A spokesperson for PepsiCo told The Post that the company “has been in discussions with Carrefour for many months and we will continue to engage in good faith to ensure our products are available.”

Carrefour's move comes as Europeans continue to struggle with high food prices. In France, food prices rose more than 7 percent year-on-year in December. According to one estimate, price increases peaked in March 2023 and increased by almost 16 percent.

Retailers in the U.S. have also battled with suppliers to lower food prices. To apply pressure, some stores will put brands in the “penalty box,” said Randall Sargent, partner in the retail and consumer products division of marketing consulting firm Oliver Wyman.

That could mean awkward shelf placement, less advertising and higher prices, which would make the products “less attractive for consumers to buy that brand compared to another brand,” she said.

But in Europe, more aggressive tactics such as withdrawing all products are not uncommon, Sargent said. Grocery stores in the region are smaller and have less noticeable gaps on shelves, and European consumers are already more inclined to buy stores' own brands, she said.

“While consumers are still very loyal to certain national brands, they are slightly less bothered by them being taken off the shelf because they are already used to it and are also more willing to switch to the private label equivalent in many categories,” says Sargent said.

Carrefour awaits According to a strategic plan published in 2022, the company wants to expand its own brand. The company aims for its private label to account for 40 percent of food sales in 2026, up from 33 percent in 2022.

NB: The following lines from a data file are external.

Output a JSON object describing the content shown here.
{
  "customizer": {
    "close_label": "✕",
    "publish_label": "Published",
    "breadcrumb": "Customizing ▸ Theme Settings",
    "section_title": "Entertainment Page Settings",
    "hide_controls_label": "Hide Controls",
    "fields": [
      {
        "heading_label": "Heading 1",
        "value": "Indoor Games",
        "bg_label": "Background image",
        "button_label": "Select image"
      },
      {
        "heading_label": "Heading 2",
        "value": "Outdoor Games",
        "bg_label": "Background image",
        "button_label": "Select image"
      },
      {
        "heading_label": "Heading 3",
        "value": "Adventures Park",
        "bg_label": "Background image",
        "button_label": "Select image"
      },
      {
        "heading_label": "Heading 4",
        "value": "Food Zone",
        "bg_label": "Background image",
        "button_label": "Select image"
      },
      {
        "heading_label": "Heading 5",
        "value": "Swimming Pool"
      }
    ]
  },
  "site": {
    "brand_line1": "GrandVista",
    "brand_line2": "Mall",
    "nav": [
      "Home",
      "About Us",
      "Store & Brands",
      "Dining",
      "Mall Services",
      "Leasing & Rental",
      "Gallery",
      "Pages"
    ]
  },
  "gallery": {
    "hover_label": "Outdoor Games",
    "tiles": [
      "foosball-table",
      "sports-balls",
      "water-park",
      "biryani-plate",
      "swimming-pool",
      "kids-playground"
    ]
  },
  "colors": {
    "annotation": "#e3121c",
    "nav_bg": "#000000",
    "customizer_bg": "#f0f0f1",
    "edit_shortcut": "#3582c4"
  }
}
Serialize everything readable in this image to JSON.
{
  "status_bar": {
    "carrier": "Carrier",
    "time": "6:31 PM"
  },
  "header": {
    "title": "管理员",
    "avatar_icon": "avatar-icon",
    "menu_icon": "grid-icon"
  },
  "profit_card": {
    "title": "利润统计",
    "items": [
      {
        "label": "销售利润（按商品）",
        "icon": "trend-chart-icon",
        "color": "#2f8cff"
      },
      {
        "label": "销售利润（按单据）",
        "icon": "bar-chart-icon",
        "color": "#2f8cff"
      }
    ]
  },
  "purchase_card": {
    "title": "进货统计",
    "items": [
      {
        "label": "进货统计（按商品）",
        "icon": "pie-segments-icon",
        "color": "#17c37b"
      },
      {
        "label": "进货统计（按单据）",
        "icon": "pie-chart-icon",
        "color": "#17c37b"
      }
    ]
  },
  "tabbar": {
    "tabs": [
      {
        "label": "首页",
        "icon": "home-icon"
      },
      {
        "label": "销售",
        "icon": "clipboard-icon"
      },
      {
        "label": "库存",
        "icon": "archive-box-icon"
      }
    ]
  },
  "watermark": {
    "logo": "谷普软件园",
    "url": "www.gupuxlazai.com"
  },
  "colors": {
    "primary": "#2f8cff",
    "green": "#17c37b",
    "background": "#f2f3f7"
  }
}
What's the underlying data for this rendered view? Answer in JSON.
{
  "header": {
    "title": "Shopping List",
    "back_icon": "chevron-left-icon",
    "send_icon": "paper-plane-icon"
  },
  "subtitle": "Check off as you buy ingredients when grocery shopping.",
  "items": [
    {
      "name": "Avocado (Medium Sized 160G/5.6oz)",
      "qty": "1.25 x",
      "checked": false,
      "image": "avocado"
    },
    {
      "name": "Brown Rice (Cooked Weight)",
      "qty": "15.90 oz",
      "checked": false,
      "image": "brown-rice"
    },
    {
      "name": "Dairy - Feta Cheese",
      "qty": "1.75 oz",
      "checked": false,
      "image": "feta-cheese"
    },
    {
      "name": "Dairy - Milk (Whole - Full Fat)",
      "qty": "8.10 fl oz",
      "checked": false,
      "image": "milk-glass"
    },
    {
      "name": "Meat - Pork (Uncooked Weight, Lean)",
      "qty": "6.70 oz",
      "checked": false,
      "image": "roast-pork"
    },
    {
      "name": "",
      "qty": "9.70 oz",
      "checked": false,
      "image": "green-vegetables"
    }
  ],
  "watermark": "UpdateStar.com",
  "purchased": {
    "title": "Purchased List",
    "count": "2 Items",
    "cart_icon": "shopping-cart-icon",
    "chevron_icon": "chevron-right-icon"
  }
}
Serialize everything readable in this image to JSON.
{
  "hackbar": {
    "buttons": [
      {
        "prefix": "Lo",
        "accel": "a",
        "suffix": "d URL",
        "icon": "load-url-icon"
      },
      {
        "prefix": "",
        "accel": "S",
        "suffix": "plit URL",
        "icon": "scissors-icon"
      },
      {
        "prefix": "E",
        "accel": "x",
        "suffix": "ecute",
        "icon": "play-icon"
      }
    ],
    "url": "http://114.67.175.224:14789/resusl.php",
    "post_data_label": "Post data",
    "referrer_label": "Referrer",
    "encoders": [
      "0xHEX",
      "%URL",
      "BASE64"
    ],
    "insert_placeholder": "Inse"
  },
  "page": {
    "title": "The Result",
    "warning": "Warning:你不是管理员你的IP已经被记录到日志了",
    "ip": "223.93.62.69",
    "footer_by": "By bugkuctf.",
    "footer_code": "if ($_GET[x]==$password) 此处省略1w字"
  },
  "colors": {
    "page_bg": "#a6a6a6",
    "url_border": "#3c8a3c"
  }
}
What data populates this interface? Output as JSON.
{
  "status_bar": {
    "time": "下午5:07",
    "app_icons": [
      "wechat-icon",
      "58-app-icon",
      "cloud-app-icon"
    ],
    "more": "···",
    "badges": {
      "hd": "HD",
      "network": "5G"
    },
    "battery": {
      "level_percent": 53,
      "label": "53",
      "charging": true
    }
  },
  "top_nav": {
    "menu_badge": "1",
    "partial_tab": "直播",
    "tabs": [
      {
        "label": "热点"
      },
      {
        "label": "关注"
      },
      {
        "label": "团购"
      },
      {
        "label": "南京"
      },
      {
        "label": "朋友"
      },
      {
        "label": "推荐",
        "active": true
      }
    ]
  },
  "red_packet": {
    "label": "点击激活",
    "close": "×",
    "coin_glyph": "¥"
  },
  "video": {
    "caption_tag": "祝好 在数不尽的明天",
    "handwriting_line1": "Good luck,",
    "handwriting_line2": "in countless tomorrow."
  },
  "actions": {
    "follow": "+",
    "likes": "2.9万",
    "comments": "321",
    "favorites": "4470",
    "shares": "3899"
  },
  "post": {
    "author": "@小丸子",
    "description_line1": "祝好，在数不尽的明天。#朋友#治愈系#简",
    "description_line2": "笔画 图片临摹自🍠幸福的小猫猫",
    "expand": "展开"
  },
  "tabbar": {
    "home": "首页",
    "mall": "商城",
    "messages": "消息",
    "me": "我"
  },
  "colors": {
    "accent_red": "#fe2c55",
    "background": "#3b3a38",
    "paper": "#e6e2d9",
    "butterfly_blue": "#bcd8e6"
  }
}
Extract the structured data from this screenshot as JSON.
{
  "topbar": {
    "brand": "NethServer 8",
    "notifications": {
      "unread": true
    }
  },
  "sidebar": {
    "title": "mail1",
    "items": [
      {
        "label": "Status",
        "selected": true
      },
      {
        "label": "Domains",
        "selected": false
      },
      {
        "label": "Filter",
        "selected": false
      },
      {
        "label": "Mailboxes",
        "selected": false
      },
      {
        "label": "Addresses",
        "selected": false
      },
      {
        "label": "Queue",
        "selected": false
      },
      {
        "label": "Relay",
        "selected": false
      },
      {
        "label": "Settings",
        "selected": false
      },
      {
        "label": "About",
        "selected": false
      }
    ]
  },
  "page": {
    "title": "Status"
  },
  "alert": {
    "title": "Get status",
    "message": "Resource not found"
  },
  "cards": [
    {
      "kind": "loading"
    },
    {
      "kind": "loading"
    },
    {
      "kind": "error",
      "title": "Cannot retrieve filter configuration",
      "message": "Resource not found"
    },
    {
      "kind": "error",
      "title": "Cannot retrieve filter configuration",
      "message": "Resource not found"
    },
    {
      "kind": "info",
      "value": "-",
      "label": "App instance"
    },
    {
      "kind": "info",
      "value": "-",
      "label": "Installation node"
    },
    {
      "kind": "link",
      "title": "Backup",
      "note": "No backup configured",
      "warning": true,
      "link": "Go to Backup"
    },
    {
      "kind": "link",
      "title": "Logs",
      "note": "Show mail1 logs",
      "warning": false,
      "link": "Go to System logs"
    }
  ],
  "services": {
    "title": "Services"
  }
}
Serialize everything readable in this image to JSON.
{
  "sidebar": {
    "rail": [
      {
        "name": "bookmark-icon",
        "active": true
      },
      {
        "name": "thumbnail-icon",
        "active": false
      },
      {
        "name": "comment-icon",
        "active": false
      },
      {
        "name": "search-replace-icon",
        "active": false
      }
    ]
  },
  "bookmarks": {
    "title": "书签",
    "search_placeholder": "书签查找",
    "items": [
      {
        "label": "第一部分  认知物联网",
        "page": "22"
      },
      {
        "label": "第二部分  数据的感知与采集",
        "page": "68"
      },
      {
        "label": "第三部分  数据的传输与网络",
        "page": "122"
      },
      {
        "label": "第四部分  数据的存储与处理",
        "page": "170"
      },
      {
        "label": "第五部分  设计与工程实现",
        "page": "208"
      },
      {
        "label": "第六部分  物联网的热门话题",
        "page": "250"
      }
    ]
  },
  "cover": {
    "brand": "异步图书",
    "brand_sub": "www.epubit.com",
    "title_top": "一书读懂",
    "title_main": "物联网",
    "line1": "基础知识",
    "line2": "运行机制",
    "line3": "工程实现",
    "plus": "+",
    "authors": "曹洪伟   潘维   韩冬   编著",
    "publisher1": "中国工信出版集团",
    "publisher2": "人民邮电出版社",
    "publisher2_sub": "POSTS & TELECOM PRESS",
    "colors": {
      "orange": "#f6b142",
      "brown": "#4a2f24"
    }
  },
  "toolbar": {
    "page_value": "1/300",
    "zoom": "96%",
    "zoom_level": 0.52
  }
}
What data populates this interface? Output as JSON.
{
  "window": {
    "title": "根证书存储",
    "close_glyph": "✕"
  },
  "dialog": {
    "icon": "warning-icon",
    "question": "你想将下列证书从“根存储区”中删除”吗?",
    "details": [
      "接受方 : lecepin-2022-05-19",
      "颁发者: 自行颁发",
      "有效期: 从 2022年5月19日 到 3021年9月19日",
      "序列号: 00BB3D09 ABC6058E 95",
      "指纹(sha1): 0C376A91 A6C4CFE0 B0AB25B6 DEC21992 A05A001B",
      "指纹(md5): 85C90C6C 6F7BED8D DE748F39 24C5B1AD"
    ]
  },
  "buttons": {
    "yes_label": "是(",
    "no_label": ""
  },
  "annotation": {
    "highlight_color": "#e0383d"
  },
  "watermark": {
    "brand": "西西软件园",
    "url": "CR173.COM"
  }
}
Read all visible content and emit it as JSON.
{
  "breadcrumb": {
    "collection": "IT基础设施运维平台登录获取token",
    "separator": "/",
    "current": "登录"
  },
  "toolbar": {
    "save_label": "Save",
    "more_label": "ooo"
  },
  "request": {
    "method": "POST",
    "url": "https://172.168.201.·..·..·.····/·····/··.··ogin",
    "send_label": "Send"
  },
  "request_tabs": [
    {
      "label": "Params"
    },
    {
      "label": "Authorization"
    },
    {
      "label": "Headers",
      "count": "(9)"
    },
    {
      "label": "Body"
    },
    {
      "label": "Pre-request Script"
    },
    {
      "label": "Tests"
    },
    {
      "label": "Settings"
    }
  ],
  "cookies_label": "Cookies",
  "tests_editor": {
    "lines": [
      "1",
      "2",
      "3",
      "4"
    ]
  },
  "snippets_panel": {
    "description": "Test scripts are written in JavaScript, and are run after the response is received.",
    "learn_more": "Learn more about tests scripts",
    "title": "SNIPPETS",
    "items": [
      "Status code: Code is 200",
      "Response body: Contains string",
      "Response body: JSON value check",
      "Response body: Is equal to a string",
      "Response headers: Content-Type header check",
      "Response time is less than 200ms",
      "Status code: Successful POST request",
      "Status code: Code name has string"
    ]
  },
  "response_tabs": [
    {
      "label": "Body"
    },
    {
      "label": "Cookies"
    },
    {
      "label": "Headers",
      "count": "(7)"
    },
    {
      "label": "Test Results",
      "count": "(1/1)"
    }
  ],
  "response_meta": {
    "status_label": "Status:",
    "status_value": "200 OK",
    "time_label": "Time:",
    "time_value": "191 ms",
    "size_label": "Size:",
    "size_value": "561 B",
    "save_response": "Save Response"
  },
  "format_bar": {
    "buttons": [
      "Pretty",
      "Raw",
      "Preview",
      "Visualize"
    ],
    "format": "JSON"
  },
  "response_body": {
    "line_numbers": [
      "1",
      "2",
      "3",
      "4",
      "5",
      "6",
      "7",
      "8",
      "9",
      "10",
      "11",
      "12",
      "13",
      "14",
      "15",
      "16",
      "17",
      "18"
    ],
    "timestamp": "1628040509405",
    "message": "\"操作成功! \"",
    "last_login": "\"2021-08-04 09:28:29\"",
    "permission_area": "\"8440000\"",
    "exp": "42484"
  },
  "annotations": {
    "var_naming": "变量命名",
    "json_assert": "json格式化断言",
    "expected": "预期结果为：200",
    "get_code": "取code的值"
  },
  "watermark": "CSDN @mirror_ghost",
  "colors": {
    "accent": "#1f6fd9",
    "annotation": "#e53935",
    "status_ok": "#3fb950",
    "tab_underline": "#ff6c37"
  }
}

The Wall Street Journal reported that PepsiCo's business in Europe accounts for about 14 percent of its global sales, which total about $9 billion. Given Carrefour's size and scale in the region, the loss of shelf presence will “definitely impact suppliers' business in Europe, if not globally,” Sargent said.